Over 70,000 publicly-traded companies – including all companies with primary shares trading on any of 70 major global stock exchanges, or trading as ADRs on an American exchange.
The AP News Taxonomy is constantly being updated to capture the latest news and the biggest newsmakers. Whether it’s this week’s IPOs or the new crop of college athletes, AP’s taxonomy developers are always working to keep the vocabularies current and relevant.
Subscribers are kept up-to-date in real time – as soon as a change is published, the new version becomes available in the AP News Taxonomy. Numerical versioning keeps the changes organized and in sync with the data provided by the AP Tagging Service. A detailed log of all changes is accessible through a separate API. You can keep track of all changes, or just the ones you care most about.
Subscribers can access the taxonomy by making calls to an API and request the full set of terms in a given vocabulary, a subset of terms, or information about a particular term. Calls are also available for retrieving deprecated terms, term change logs, and additional information about the structure of the taxonomy. Taxonomy data can be returned in Semantic-Web compatible formats, such as RDF/XML or RDF/TTL. Information about a particular term can also be returned as HTML.
To learn more, refer to the Developer's Guide.
AP Tagging service receives your English-language news content and automatically returns relevant metadata, using standardized terminology from the AP News Taxonomy.
This smart service goes well beyond mere text extraction; it uses human-created semantic rules to understand your content and identify the most pertinent concepts and topics.

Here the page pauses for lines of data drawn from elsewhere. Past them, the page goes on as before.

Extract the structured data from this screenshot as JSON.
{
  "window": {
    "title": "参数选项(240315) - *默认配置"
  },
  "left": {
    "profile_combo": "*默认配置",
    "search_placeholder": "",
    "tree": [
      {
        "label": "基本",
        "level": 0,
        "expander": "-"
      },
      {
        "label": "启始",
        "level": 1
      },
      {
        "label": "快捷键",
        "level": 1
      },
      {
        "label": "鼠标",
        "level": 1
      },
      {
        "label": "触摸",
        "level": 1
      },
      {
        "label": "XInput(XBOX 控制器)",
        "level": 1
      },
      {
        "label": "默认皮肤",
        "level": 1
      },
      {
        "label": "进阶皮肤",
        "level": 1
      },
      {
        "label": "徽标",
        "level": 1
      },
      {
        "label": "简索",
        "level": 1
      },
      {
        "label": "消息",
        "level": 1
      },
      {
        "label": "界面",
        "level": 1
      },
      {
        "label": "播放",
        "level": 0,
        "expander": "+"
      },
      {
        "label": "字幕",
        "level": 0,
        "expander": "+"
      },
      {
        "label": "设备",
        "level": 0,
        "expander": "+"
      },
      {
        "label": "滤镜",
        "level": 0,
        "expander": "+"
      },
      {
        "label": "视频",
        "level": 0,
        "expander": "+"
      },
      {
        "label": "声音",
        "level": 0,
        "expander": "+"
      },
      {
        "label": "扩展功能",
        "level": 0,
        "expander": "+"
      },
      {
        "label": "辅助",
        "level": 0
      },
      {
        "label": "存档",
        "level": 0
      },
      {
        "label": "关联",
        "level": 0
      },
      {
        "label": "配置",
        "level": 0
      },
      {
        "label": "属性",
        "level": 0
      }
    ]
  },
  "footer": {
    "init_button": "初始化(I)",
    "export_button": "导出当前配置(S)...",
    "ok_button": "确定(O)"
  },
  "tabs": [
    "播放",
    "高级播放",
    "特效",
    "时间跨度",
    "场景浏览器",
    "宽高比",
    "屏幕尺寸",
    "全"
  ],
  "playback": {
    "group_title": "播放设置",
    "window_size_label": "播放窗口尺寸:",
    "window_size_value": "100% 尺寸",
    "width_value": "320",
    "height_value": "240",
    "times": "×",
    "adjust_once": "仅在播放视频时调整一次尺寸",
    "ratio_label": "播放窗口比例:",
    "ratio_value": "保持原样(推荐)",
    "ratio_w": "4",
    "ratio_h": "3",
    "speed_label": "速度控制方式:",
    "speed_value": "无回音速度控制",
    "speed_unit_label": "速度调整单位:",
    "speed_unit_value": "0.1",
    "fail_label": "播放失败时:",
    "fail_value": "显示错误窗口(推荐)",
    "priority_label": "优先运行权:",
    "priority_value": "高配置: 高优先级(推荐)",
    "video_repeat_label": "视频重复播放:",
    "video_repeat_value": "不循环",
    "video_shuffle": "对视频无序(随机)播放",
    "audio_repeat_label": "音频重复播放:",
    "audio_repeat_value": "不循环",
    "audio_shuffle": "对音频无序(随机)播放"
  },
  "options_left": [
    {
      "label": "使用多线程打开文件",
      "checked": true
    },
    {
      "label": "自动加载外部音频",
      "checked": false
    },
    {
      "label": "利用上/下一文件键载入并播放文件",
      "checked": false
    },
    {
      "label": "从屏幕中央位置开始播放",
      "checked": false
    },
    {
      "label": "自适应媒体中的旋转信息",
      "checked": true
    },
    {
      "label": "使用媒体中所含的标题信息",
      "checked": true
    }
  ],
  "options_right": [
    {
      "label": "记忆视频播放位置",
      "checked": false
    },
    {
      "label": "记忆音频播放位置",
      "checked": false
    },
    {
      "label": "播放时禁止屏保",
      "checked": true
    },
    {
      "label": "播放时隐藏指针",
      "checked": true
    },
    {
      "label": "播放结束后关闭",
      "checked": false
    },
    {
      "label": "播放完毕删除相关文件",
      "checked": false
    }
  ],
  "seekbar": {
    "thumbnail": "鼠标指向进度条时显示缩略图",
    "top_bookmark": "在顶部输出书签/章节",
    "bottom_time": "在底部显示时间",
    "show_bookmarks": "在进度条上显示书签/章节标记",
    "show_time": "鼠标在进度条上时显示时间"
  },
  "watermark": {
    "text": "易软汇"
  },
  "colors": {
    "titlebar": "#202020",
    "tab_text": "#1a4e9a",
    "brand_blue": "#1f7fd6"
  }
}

Human-managed rules allow for more precise control over the service performance.
Although the system will recognize and return specific entities that it finds in the submitted content (aka "text extraction"), it also uses human-created semantic rules to identify topics that may not be explicitly mentioned in the text at all.
For example, a story about a particular country music star can trigger the "Country music" subject, even if the word "music" does not appear in the story.
Drawing from the AP News Taxonomy, the tagging service looks at each piece of submitted content and returns standardized names, IDs and other properties for all the relevant taxonomy terms that triggered a semantic rule. You can specify which of the five areas of coverage the service should return.
After all the matching metadata values have been identified, the service checks for additional standardized names and IDs based on relationships stored in the AP News Taxonomy. For example, the subject hierarchy ensures that any item tagged with "Food safety" is also tagged with "Health", and any content that picks up a sports league is tagged with the relevant sport subject.
Finally, the metadata output is enhanced with additional data properties. For example, companies are given a ticker, athletes are associated with their teams, and geographic locations get latitude and longitude data. You can also access the AP News Taxonomy for additional information about any given tag.
Subscribers can access the tagging service by making calls to an API. Content may be submitted as plain text or XML.
Tagging service data can be returned in a Semantic-Web compatible formats, such as RDF/XML or RDF/TTL. It can also be returned in Simple XML format.
To learn more, refer to the Developer's Guide.